Tight Race at Bottom of Go-To Law Schools Rankings
Seven law schools came within a hair of ranking among The National Law Journal’s Go-To Law Schools—the NLJ’s list of the 50 that led in sending their 2013 juris doctors into associate jobs in the 250 largest law firms in the country.
Every year, a handful of law schools come oh-so-close to making the list, but 2013 posed an especially tight race. Just a single graduate made the difference in some instances.
Columbia Law School nabbed the No. 1 spot, with 65 percent of its recent graduates securing jobs in large law firms. On the other end of the spectrum, the University of Kansas School of Law snagged the No. 50 spot by sending 8.62 percent of its 2013 graduates to the largest law firms. The University of Arizona James E. Rogers School of Law sent 8.5 percent of its graduates into that same future, but that fell about one-tenth of a percentage point short of making the list. The school had ranked No. 33 in 2012.
The University of Alabama School of Law; Arizona State University Sandra Day O’Connor College of Law; University of Colorado Law School; University of South Carolina School of Law; Rutgers School of Law–Newark; and the University of Georgia School of Law each came within one percentage point of Kansas’ placement rate.
Another 11 law schools came within two percentage points of making the top 50, led by Seton Hall University School of Law at 7.49 percent, the University of Cincinnati College of Law at 7.38 percent and the University of Florida Levin College of the Law.
The Go-To Law Schools report ranks only the top 50 law schools, in part because the margins between schools become very small at around that point.

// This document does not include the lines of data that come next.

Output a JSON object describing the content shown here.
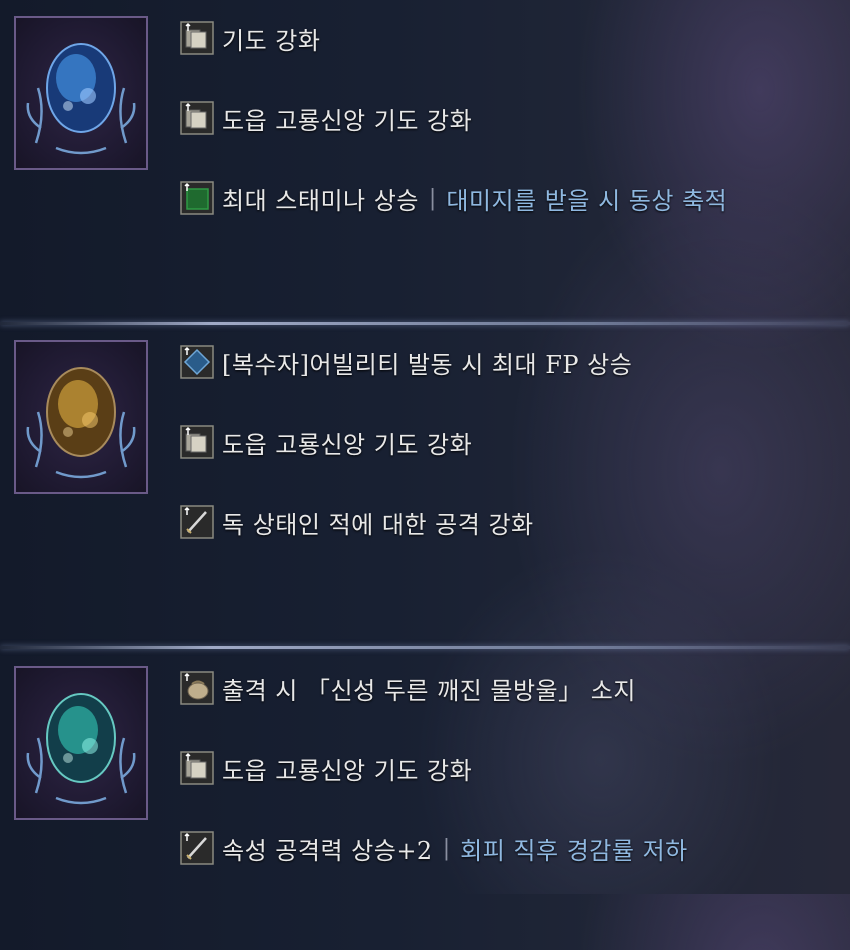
{
  "relics": [
    {
      "icon": "relic-blue-icon",
      "color": "#3f8ad8",
      "effects": [
        {
          "icon": "scroll-icon",
          "text": "기도 강화",
          "debuff": ""
        },
        {
          "icon": "scroll-icon",
          "text": "도읍 고룡신앙 기도 강화",
          "debuff": ""
        },
        {
          "icon": "green-square-icon",
          "text": "최대 스태미나 상승",
          "debuff": "대미지를 받을 시 동상 축적"
        }
      ]
    },
    {
      "icon": "relic-yellow-icon",
      "color": "#c79a3a",
      "effects": [
        {
          "icon": "blue-diamond-icon",
          "text": "[복수자]어빌리티 발동 시 최대 FP 상승",
          "debuff": ""
        },
        {
          "icon": "scroll-icon",
          "text": "도읍 고룡신앙 기도 강화",
          "debuff": ""
        },
        {
          "icon": "sword-icon",
          "text": "독 상태인 적에 대한 공격 강화",
          "debuff": ""
        }
      ]
    },
    {
      "icon": "relic-teal-icon",
      "color": "#2fb6a8",
      "effects": [
        {
          "icon": "pouch-icon",
          "text": "출격 시 「신성 두른 깨진 물방울」 소지",
          "debuff": ""
        },
        {
          "icon": "scroll-icon",
          "text": "도읍 고룡신앙 기도 강화",
          "debuff": ""
        },
        {
          "icon": "sword-icon",
          "text": "속성 공격력 상승+2",
          "debuff": "회피 직후 경감률 저하"
        }
      ]
    }
  ],
  "separator": "|"
}
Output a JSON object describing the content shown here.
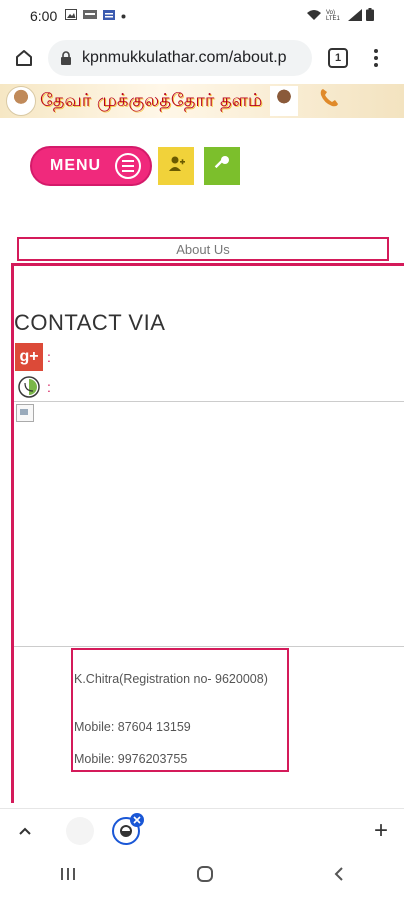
{
  "status_bar": {
    "time": "6:00",
    "icons": [
      "gallery-icon",
      "messages-icon",
      "news-icon",
      "dot-icon"
    ],
    "right_icons": [
      "wifi-icon",
      "volte-icon",
      "signal-icon",
      "battery-icon"
    ],
    "volte_label": "Vo) LTE1"
  },
  "browser": {
    "url": "kpnmukkulathar.com/about.p",
    "tab_count": "1"
  },
  "banner": {
    "title": "தேவர் முக்குலத்தோர் தளம்",
    "icons": [
      "person-icon",
      "phone-icon"
    ]
  },
  "nav": {
    "menu_label": "MENU",
    "icons": [
      "hamburger-icon",
      "add-user-icon",
      "key-icon"
    ]
  },
  "page": {
    "section_title": "About Us",
    "contact_heading": "CONTACT VIA",
    "gplus_label": "g+",
    "colon": ":"
  },
  "contact": {
    "name": "K.Chitra(Registration no- 9620008)",
    "mobile1": "Mobile: 87604 13159",
    "mobile2": "Mobile: 9976203755"
  },
  "bottom_bar": {
    "plus": "+",
    "icons": [
      "chevron-up-icon",
      "crescent-tab-icon",
      "close-badge-icon",
      "new-tab-icon"
    ]
  },
  "system_nav": {
    "icons": [
      "recents-icon",
      "home-icon",
      "back-icon"
    ]
  },
  "colors": {
    "accent": "#d41a5a",
    "menu_pink": "#f0297c",
    "yellow_button": "#f1d23a",
    "green_button": "#7cbf2c",
    "gplus_red": "#dc4a38"
  }
}
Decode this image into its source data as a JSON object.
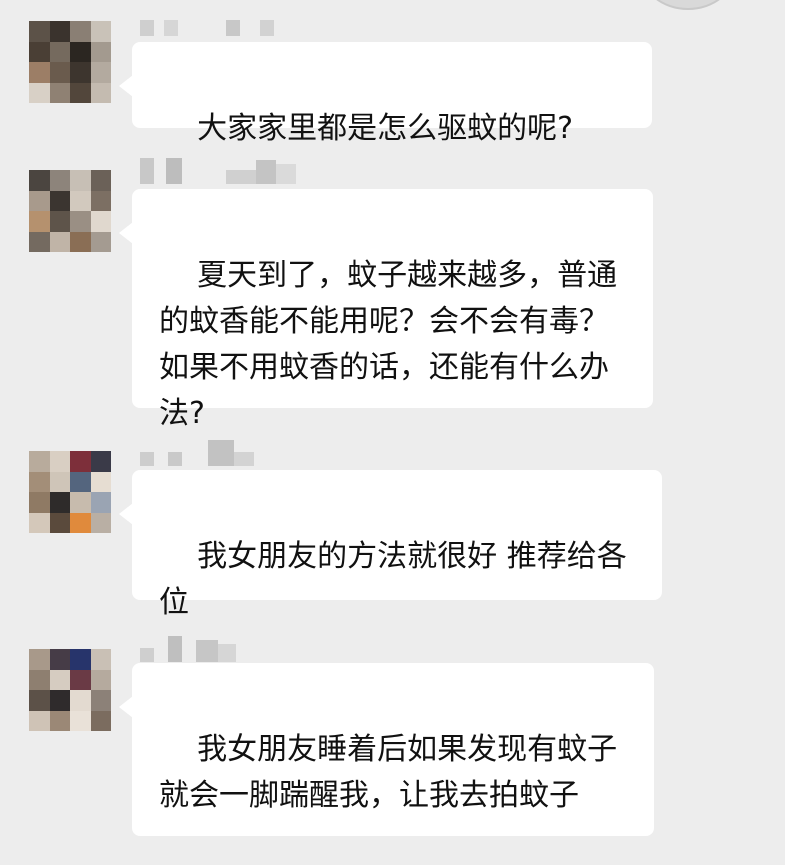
{
  "messages": [
    {
      "sender": "",
      "text": "大家家里都是怎么驱蚊的呢?",
      "avatar_colors": [
        "#5c5248",
        "#3a332d",
        "#8a7f74",
        "#c9c2b8",
        "#4a3f35",
        "#756a5e",
        "#2b2621",
        "#a39a8f",
        "#9c7e66",
        "#6a5b4d",
        "#3d352e",
        "#b3aa9f",
        "#d8d0c6",
        "#8f8173",
        "#52463b",
        "#c4bbb0"
      ]
    },
    {
      "sender": "",
      "text": "夏天到了，蚊子越来越多，普通的蚊香能不能用呢？会不会有毒？如果不用蚊香的话，还能有什么办法?",
      "avatar_colors": [
        "#4b4540",
        "#8d847b",
        "#c7bfb5",
        "#6b6158",
        "#a89a8c",
        "#3b3530",
        "#d2c9be",
        "#7c6f63",
        "#b5916e",
        "#5e544a",
        "#9a8f84",
        "#e0d8ce",
        "#746a60",
        "#c0b4a7",
        "#8a6e55",
        "#a49b91"
      ]
    },
    {
      "sender": "",
      "text": "我女朋友的方法就很好 推荐给各位",
      "avatar_colors": [
        "#b8ab9c",
        "#d9cfc3",
        "#7d2f3a",
        "#3a3a48",
        "#a38e78",
        "#cfc5b8",
        "#54657e",
        "#e6ddd2",
        "#8f7a64",
        "#2e2b2a",
        "#c7bbad",
        "#9aa4b3",
        "#d4c8ba",
        "#5a4a3c",
        "#e08a3c",
        "#b9afa4"
      ]
    },
    {
      "sender": "",
      "text": "我女朋友睡着后如果发现有蚊子就会一脚踹醒我，让我去拍蚊子",
      "avatar_colors": [
        "#a8998a",
        "#463c47",
        "#27346b",
        "#c9c0b5",
        "#8e7f70",
        "#d6ccc1",
        "#6a3a45",
        "#b5aa9e",
        "#5c5148",
        "#2f2b2c",
        "#e3dad0",
        "#8c8178",
        "#cfc3b6",
        "#9b8876",
        "#e9e1d8",
        "#7b6c5f"
      ]
    }
  ]
}
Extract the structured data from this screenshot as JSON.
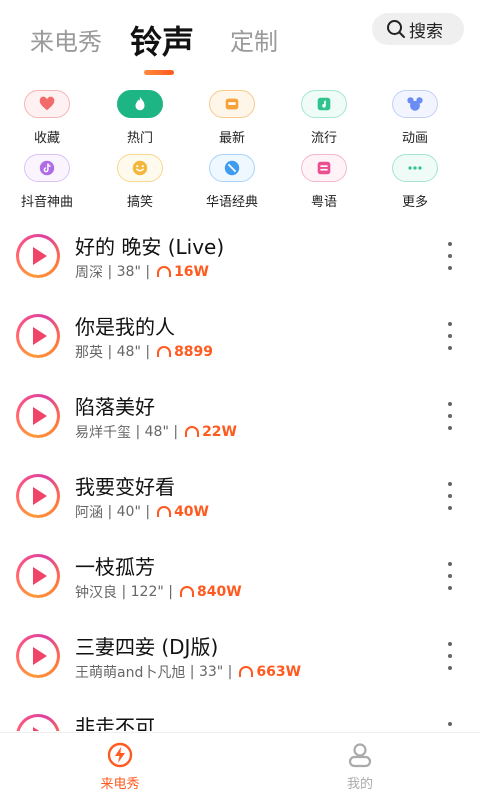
{
  "tabs": [
    {
      "label": "来电秀",
      "active": false
    },
    {
      "label": "铃声",
      "active": true
    },
    {
      "label": "定制",
      "active": false
    }
  ],
  "search": {
    "label": "搜索",
    "icon": "search-icon"
  },
  "categories": [
    {
      "label": "收藏",
      "icon": "heart-icon",
      "color": "#f36a6a"
    },
    {
      "label": "热门",
      "icon": "hot-icon",
      "color": "#1db584"
    },
    {
      "label": "最新",
      "icon": "new-icon",
      "color": "#f7a33b"
    },
    {
      "label": "流行",
      "icon": "music-note-icon",
      "color": "#2fc38d"
    },
    {
      "label": "动画",
      "icon": "mickey-icon",
      "color": "#6b8cf2"
    },
    {
      "label": "抖音神曲",
      "icon": "tiktok-icon",
      "color": "#b06be8"
    },
    {
      "label": "搞笑",
      "icon": "smile-icon",
      "color": "#f5b73b"
    },
    {
      "label": "华语经典",
      "icon": "globe-icon",
      "color": "#3f9cf0"
    },
    {
      "label": "粤语",
      "icon": "cantonese-icon",
      "color": "#e8508f"
    },
    {
      "label": "更多",
      "icon": "more-dots-icon",
      "color": "#2fc38d"
    }
  ],
  "songs": [
    {
      "title": "好的 晚安 (Live)",
      "artist": "周深",
      "duration": "38\"",
      "plays": "16W"
    },
    {
      "title": "你是我的人",
      "artist": "那英",
      "duration": "48\"",
      "plays": "8899"
    },
    {
      "title": "陷落美好",
      "artist": "易烊千玺",
      "duration": "48\"",
      "plays": "22W"
    },
    {
      "title": "我要变好看",
      "artist": "阿涵",
      "duration": "40\"",
      "plays": "40W"
    },
    {
      "title": "一枝孤芳",
      "artist": "钟汉良",
      "duration": "122\"",
      "plays": "840W"
    },
    {
      "title": "三妻四妾 (DJ版)",
      "artist": "王萌萌and卜凡旭",
      "duration": "33\"",
      "plays": "663W"
    },
    {
      "title": "非走不可",
      "artist": "",
      "duration": "",
      "plays": ""
    }
  ],
  "bottom_nav": [
    {
      "label": "来电秀",
      "icon": "lightning-icon",
      "active": true,
      "color": "#ff5a1f"
    },
    {
      "label": "我的",
      "icon": "user-icon",
      "active": false,
      "color": "#aaaaaa"
    }
  ]
}
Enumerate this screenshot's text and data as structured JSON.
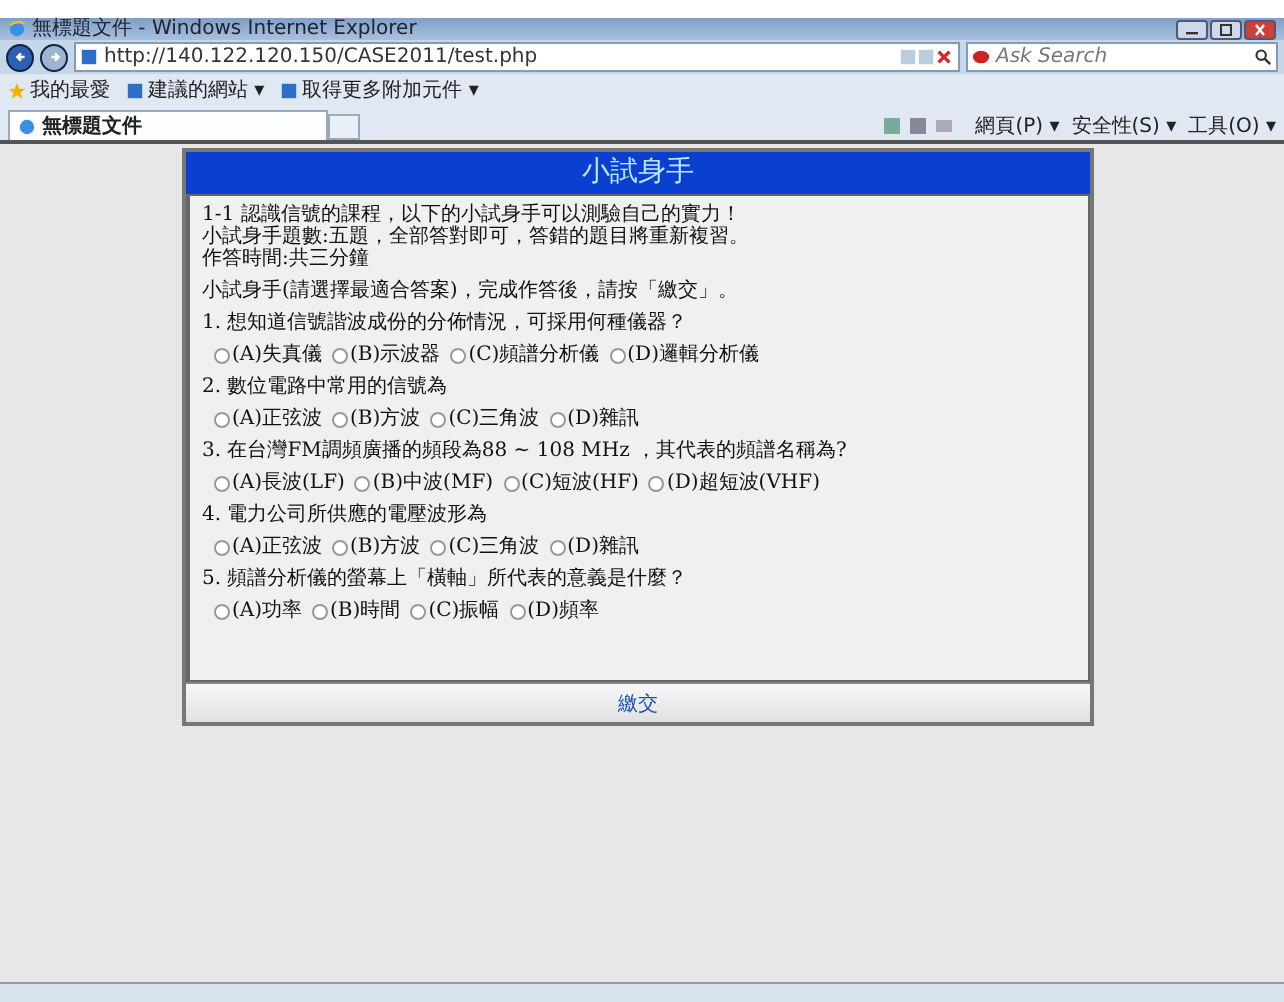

A relatively small number of law schools—the top 20 or so—provide the lion’s share of large-firm associates.
The Go-To Law Schools report is based on survey data provided by NLJ 250 law firms, the nation’s largest by headcount. For firms that did not submit new associate numbers, we relied on data from ALM Media LLC’s RivalEdge database and independent reporting.